Aim of the exercise — Print out the whole listing below exactly as it is written.

Data for analysis —
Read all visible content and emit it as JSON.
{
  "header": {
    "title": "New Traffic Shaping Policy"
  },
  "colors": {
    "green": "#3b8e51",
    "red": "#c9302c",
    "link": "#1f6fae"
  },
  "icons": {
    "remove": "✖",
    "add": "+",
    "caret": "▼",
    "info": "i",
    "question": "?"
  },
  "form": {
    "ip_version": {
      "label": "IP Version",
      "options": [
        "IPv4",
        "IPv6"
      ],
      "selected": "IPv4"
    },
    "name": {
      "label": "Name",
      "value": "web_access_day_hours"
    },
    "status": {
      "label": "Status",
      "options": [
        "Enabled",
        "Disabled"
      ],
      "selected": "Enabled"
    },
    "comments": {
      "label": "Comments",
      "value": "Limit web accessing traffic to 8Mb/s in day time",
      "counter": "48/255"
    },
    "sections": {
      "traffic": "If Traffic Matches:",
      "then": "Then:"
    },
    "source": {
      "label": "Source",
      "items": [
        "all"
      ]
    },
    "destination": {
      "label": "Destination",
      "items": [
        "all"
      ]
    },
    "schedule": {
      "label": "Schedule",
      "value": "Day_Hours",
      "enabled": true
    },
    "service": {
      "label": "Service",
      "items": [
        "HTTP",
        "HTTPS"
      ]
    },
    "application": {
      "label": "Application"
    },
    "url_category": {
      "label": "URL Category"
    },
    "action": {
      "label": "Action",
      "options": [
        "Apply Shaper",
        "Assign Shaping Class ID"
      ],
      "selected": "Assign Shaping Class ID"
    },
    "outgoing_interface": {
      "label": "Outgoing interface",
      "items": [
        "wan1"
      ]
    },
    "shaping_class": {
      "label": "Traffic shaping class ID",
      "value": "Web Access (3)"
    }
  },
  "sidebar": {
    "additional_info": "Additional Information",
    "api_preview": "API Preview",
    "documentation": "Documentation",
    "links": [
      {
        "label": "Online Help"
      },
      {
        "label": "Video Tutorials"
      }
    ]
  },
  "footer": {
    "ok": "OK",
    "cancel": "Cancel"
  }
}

Solution —
Read all visible content and emit it as JSON.
{
  "header": {
    "title": "New Traffic Shaping Policy"
  },
  "colors": {
    "green": "#3b8e51",
    "red": "#c9302c",
    "link": "#1f6fae"
  },
  "icons": {
    "remove": "✖",
    "add": "+",
    "caret": "▼",
    "info": "i",
    "question": "?"
  },
  "form": {
    "ip_version": {
      "label": "IP Version",
      "options": [
        "IPv4",
        "IPv6"
      ],
      "selected": "IPv4"
    },
    "name": {
      "label": "Name",
      "value": "web_access_day_hours"
    },
    "status": {
      "label": "Status",
      "options": [
        "Enabled",
        "Disabled"
      ],
      "selected": "Enabled"
    },
    "comments": {
      "label": "Comments",
      "value": "Limit web accessing traffic to 8Mb/s in day time",
      "counter": "48/255"
    },
    "sections": {
      "traffic": "If Traffic Matches:",
      "then": "Then:"
    },
    "source": {
      "label": "Source",
      "items": [
        "all"
      ]
    },
    "destination": {
      "label": "Destination",
      "items": [
        "all"
      ]
    },
    "schedule": {
      "label": "Schedule",
      "value": "Day_Hours",
      "enabled": true
    },
    "service": {
      "label": "Service",
      "items": [
        "HTTP",
        "HTTPS"
      ]
    },
    "application": {
      "label": "Application"
    },
    "url_category": {
      "label": "URL Category"
    },
    "action": {
      "label": "Action",
      "options": [
        "Apply Shaper",
        "Assign Shaping Class ID"
      ],
      "selected": "Assign Shaping Class ID"
    },
    "outgoing_interface": {
      "label": "Outgoing interface",
      "items": [
        "wan1"
      ]
    },
    "shaping_class": {
      "label": "Traffic shaping class ID",
      "value": "Web Access (3)"
    }
  },
  "sidebar": {
    "additional_info": "Additional Information",
    "api_preview": "API Preview",
    "documentation": "Documentation",
    "links": [
      {
        "label": "Online Help"
      },
      {
        "label": "Video Tutorials"
      }
    ]
  },
  "footer": {
    "ok": "OK",
    "cancel": "Cancel"
  }
}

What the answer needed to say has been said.